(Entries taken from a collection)
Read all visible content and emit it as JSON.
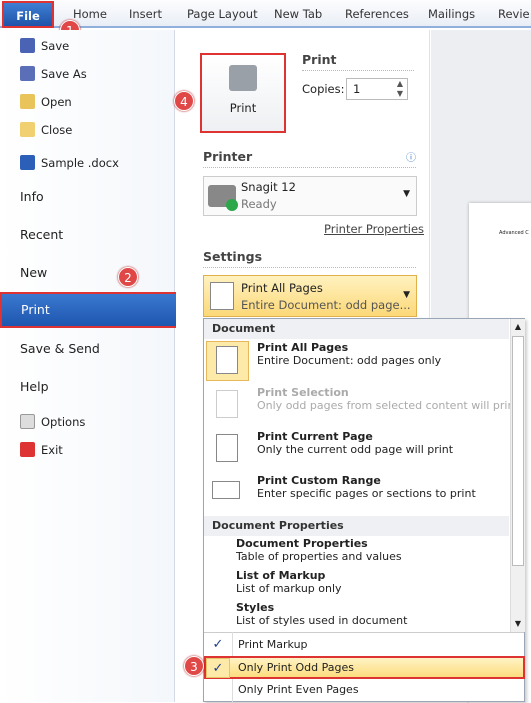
{
  "tabs": {
    "file": "File",
    "items": [
      "Home",
      "Insert",
      "Page Layout",
      "New Tab",
      "References",
      "Mailings",
      "Revie"
    ]
  },
  "nav": {
    "items": [
      {
        "label": "Save",
        "icon": "save-icon"
      },
      {
        "label": "Save As",
        "icon": "save-as-icon"
      },
      {
        "label": "Open",
        "icon": "open-folder-icon"
      },
      {
        "label": "Close",
        "icon": "close-folder-icon"
      },
      {
        "label": "Sample .docx",
        "icon": "word-doc-icon"
      }
    ],
    "big": [
      "Info",
      "Recent",
      "New",
      "Print",
      "Save & Send",
      "Help"
    ],
    "options": "Options",
    "exit": "Exit"
  },
  "badges": [
    "1",
    "2",
    "3",
    "4"
  ],
  "print": {
    "button": "Print",
    "heading": "Print",
    "copies_label": "Copies:",
    "copies_value": "1"
  },
  "printer": {
    "heading": "Printer",
    "name": "Snagit 12",
    "status": "Ready",
    "properties_link": "Printer Properties"
  },
  "settings": {
    "heading": "Settings",
    "selected_title": "Print All Pages",
    "selected_sub": "Entire Document: odd page..."
  },
  "dropdown": {
    "section1": "Document",
    "options": [
      {
        "title": "Print All Pages",
        "sub": "Entire Document: odd pages only"
      },
      {
        "title": "Print Selection",
        "sub": "Only odd pages from selected content will print"
      },
      {
        "title": "Print Current Page",
        "sub": "Only the current odd page will print"
      },
      {
        "title": "Print Custom Range",
        "sub": "Enter specific pages or sections to print"
      }
    ],
    "section2": "Document Properties",
    "props": [
      {
        "title": "Document Properties",
        "sub": "Table of properties and values"
      },
      {
        "title": "List of Markup",
        "sub": "List of markup only"
      },
      {
        "title": "Styles",
        "sub": "List of styles used in document"
      }
    ],
    "toggles": [
      {
        "label": "Print Markup",
        "checked": true
      },
      {
        "label": "Only Print Odd Pages",
        "checked": true
      },
      {
        "label": "Only Print Even Pages",
        "checked": false
      }
    ]
  },
  "preview": {
    "heading": "Advanced C"
  },
  "colors": {
    "accent": "#1e56b0",
    "highlight": "#d33333",
    "selection": "#fde9a8"
  }
}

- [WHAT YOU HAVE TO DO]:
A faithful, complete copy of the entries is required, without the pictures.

- [THE COMPLETED TASK]:
Read all visible content and emit it as JSON.
{
  "tabs": {
    "file": "File",
    "items": [
      "Home",
      "Insert",
      "Page Layout",
      "New Tab",
      "References",
      "Mailings",
      "Revie"
    ]
  },
  "nav": {
    "items": [
      {
        "label": "Save",
        "icon": "save-icon"
      },
      {
        "label": "Save As",
        "icon": "save-as-icon"
      },
      {
        "label": "Open",
        "icon": "open-folder-icon"
      },
      {
        "label": "Close",
        "icon": "close-folder-icon"
      },
      {
        "label": "Sample .docx",
        "icon": "word-doc-icon"
      }
    ],
    "big": [
      "Info",
      "Recent",
      "New",
      "Print",
      "Save & Send",
      "Help"
    ],
    "options": "Options",
    "exit": "Exit"
  },
  "badges": [
    "1",
    "2",
    "3",
    "4"
  ],
  "print": {
    "button": "Print",
    "heading": "Print",
    "copies_label": "Copies:",
    "copies_value": "1"
  },
  "printer": {
    "heading": "Printer",
    "name": "Snagit 12",
    "status": "Ready",
    "properties_link": "Printer Properties"
  },
  "settings": {
    "heading": "Settings",
    "selected_title": "Print All Pages",
    "selected_sub": "Entire Document: odd page..."
  },
  "dropdown": {
    "section1": "Document",
    "options": [
      {
        "title": "Print All Pages",
        "sub": "Entire Document: odd pages only"
      },
      {
        "title": "Print Selection",
        "sub": "Only odd pages from selected content will print"
      },
      {
        "title": "Print Current Page",
        "sub": "Only the current odd page will print"
      },
      {
        "title": "Print Custom Range",
        "sub": "Enter specific pages or sections to print"
      }
    ],
    "section2": "Document Properties",
    "props": [
      {
        "title": "Document Properties",
        "sub": "Table of properties and values"
      },
      {
        "title": "List of Markup",
        "sub": "List of markup only"
      },
      {
        "title": "Styles",
        "sub": "List of styles used in document"
      }
    ],
    "toggles": [
      {
        "label": "Print Markup",
        "checked": true
      },
      {
        "label": "Only Print Odd Pages",
        "checked": true
      },
      {
        "label": "Only Print Even Pages",
        "checked": false
      }
    ]
  },
  "preview": {
    "heading": "Advanced C"
  },
  "colors": {
    "accent": "#1e56b0",
    "highlight": "#d33333",
    "selection": "#fde9a8"
  }
}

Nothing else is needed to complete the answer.